■ ABOUT THIS TASK
Lines with "WHAT" in the entries below: count them and reply with the number alone.

■ RECORDS PROVIDED
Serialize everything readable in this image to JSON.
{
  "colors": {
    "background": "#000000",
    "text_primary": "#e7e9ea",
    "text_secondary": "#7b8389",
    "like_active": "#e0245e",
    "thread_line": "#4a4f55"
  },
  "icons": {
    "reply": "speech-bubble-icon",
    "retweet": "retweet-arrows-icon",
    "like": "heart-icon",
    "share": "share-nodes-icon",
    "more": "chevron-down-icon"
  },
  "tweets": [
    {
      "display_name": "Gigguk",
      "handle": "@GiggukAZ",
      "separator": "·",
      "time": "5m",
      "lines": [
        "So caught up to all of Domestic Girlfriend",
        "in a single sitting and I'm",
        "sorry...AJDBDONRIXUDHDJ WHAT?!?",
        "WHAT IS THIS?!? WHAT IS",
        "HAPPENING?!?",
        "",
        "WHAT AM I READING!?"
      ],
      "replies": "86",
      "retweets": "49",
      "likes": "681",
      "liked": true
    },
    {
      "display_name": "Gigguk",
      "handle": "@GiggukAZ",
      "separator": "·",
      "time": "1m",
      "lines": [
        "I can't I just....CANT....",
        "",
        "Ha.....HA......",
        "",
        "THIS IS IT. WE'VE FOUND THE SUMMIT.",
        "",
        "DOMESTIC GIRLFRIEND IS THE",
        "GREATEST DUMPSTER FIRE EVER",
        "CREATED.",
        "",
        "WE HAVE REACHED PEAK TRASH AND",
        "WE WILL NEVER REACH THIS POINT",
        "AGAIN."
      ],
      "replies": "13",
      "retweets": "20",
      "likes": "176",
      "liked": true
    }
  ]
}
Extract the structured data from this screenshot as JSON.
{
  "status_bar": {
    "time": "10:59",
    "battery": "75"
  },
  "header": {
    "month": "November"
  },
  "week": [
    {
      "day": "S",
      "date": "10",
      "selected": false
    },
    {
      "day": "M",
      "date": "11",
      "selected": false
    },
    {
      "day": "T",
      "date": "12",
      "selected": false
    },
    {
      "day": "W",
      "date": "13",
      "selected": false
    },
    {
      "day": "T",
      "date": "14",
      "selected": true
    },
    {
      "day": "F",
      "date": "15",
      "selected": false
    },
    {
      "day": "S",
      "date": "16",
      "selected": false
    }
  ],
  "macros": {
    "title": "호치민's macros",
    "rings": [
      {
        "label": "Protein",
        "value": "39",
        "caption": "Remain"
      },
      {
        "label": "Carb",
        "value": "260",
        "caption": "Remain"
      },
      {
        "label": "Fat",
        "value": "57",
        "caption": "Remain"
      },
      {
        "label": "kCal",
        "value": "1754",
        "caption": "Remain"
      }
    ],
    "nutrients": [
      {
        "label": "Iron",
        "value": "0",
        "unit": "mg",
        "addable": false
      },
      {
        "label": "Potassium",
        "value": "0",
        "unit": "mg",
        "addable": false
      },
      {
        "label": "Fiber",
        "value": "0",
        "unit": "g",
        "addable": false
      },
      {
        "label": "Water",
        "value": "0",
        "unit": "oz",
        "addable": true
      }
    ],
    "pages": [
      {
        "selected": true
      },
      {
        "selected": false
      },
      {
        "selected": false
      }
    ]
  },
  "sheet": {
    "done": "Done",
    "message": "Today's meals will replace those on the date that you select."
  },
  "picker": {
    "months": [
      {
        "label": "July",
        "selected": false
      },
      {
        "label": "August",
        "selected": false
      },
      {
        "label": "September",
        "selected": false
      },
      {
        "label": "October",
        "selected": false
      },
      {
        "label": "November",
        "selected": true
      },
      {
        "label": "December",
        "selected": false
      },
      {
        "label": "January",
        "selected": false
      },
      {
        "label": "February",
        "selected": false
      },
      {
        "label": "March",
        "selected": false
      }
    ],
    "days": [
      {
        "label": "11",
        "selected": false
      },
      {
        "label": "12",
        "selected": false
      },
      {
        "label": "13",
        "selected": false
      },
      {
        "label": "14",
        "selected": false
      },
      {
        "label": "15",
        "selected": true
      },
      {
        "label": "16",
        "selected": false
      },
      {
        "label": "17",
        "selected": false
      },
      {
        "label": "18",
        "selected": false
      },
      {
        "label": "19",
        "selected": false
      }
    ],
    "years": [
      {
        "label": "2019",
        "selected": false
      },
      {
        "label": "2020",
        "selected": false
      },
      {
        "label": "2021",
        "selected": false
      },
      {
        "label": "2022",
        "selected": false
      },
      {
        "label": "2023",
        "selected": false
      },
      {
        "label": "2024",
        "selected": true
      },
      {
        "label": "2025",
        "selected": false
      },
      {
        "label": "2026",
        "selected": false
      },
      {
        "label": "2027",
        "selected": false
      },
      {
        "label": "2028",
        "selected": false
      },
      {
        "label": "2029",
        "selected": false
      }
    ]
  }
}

■ ANSWER
3